In other news

Nearly 150 tech companies headlined by Apple and Google sent a letter to President Obama urging his administration to back off on data security measures that would grant law enforcement agencies backdoor access to mobile devices. The letter argues that such measures effectively force companies to weaken the security of their products so that the government can theoretically increase security — a logic that breaks down when considering cyber attackers who also could take advantage of the weakened encryption technology. You can read the open letter here.

Samsung sacked its Samsung Wallet program, which allowed users to store and manage event tickets, boarding passes, membership cards and coupons all in one app. The move allows Samsung to devote its sole attention to Samsung Pay, its Apple Pay and Google Wallet competitor. Samsung bought LoopPay for $250 million back in February 2015, whose technology allows users to simply rest their mobile devices against the credit card swipe slot where you usually swipe your credit card and press a button on the screen (as opposed to Apple Pay and Google Wallet, which use near-field communication and require compatible readers from merchants). Samsung Pay is expected out this summer.

Sixty percent of companies create their own mobile apps to support core business processes. That, the major finding from Apperian’s 2015 Enterprise Mobility Survey. When it comes to custom apps, companies prefer to build those apps in-house as opposed to paying a third-party vendor to build it for them (35%). Plenty of companies continue to use generic apps, however. The survey found that 52% of organisations download enterprise apps from a public app store.

Microsoft continued its push into the mobile enterprise space, as it plans to integrate the mobile Outlook app into the Enterprise Mobility Suite this quarter. That means increased data leakage protection and conditional access capabilities to make mobile emailing through Outlook more secure. So far in 2015 Microsoft has released Word, Excel, PowerPoint, OneDrive for Business, and OneNote for both iOS and Android, all of which are part of the Enterprise Mobility Suite.

Zebra Technologies unveiled Mobility DNA, a suite of enterprise mobility software solutions that helps businesses maximize the ROI of their mobile deployments.
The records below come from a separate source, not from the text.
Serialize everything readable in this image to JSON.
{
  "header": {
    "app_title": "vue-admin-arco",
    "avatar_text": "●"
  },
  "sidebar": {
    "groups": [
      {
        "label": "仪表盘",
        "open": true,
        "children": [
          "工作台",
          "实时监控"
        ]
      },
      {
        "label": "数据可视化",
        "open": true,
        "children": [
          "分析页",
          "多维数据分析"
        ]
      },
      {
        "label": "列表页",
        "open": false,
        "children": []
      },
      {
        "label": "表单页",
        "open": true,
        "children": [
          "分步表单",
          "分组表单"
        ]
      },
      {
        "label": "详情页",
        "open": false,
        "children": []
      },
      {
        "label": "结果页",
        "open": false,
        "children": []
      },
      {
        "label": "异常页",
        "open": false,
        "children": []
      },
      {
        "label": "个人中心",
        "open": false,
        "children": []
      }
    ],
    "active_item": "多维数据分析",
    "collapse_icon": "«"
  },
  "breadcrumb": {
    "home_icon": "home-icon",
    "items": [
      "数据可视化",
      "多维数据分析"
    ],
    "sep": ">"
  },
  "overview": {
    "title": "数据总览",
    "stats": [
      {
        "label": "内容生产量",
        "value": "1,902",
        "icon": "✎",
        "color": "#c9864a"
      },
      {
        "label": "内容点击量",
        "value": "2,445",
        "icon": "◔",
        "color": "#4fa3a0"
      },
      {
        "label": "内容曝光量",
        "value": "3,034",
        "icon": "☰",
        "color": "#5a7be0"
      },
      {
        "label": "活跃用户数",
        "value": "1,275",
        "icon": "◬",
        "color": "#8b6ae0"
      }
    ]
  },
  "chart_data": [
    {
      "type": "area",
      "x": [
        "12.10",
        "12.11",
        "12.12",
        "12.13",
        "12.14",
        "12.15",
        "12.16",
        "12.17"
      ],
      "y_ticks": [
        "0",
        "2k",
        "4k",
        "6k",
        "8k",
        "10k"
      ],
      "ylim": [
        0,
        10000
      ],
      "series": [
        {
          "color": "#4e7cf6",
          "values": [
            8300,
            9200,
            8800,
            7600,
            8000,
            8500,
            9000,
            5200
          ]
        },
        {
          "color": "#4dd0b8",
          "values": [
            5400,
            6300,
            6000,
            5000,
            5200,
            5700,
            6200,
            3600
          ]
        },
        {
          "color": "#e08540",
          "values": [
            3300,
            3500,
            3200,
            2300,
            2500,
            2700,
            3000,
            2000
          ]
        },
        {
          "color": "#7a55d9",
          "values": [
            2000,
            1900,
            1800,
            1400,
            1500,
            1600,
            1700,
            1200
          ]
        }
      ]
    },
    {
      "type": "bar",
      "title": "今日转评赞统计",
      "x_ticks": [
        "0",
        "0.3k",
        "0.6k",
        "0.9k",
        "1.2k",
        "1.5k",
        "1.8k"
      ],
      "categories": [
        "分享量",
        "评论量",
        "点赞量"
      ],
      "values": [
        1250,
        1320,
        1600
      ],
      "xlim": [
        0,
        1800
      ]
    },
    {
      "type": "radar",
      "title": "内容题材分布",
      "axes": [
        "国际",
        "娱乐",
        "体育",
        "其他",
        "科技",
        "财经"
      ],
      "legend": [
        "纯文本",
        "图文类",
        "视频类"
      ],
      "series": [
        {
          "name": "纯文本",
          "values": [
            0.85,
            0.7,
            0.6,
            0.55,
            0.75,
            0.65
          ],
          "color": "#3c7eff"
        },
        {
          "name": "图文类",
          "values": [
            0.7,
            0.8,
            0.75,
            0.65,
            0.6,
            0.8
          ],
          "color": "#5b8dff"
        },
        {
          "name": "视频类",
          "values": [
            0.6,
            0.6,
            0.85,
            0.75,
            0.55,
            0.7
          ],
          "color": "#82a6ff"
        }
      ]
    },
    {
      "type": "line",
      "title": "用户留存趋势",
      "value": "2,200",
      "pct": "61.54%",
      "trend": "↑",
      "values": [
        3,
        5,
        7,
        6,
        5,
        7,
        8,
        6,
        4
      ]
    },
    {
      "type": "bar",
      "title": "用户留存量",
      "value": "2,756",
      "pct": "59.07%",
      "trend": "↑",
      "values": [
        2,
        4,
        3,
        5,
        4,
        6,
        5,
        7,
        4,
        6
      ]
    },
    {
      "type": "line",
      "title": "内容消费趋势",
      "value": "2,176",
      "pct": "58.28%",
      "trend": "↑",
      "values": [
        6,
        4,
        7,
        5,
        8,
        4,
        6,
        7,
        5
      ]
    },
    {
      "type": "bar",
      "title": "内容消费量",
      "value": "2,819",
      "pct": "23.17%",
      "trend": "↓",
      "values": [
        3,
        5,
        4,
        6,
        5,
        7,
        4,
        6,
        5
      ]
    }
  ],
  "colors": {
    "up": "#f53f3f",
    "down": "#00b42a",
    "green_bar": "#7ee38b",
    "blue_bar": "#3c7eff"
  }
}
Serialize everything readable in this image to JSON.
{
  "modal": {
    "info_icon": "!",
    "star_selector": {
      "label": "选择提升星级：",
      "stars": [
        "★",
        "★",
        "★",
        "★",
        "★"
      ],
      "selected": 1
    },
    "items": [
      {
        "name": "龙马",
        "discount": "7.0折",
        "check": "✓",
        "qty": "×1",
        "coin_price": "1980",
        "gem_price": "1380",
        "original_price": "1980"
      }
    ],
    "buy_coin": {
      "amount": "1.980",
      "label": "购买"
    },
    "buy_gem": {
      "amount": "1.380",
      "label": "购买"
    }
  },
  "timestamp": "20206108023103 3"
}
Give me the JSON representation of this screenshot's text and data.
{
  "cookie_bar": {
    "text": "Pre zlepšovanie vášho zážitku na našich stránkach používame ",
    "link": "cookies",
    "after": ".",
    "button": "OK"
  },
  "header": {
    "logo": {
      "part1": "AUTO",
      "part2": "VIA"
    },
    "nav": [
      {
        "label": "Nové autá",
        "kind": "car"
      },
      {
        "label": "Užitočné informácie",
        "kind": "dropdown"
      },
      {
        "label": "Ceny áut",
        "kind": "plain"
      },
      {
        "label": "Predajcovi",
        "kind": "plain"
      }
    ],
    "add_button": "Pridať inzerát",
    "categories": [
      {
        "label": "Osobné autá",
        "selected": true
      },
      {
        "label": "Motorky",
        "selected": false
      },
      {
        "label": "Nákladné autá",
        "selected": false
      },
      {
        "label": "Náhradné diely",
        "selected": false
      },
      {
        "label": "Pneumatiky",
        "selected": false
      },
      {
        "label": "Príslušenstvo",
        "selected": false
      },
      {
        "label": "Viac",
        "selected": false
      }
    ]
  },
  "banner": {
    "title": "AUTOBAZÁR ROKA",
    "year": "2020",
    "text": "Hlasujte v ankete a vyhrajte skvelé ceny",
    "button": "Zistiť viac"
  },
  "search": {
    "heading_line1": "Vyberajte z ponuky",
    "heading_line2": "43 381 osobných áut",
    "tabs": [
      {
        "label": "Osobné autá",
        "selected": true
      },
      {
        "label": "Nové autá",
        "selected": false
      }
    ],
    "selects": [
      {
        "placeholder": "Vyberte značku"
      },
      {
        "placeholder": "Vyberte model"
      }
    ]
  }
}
The solutions range from an app store full of pre-approved enterprise apps to specific apps for quick data and document capture. Zebra also released a pair of ruggedized mobile devices targeted at field workers in a range of industries. Whether enterprise specific phones such as these from Zebra or bring-your-own-device policies that accommodate iPhones and everyday Androids win out remains to be seen.

On the consumer front, Yota raised just shy of $200,000 in seven days on Indiegogo for its YotaPhone 2, a smartphone that doubles as an e-reader. The YotaPhone 2 has two screens, one a regular LCD screen, the second an electronic paper display akin to Kindle White. The phone is going for around $500 on Indiegogo, depending on which deal you get. The campaign is to help the Russian startup pay for regulatory fees to enter foreign markets faster.

Finally, want a free calling and data plan? Check out Scratch Wireless, which just released a $99 smartphone with zero charge for perusing the web, placing phone calls, or sending texts while users have WiFi connectivity. That’s the catch. Once customers go out of WiFi range on their Coolpad Arise smartphones, then they’re either out of luck or have to buy a daily pass for as little as $1.99. Scratch Wireless says two out of three of its customers never have to buy a pass, as they have Wi-Fi more than 80% of the time.

The Mobile Digest is a biweekly lowdown on the world of mobile, combining Open Mobile Media analysis with information from industry press releases.

Andrew Tolve is a regular contributor to Open Mobile Media.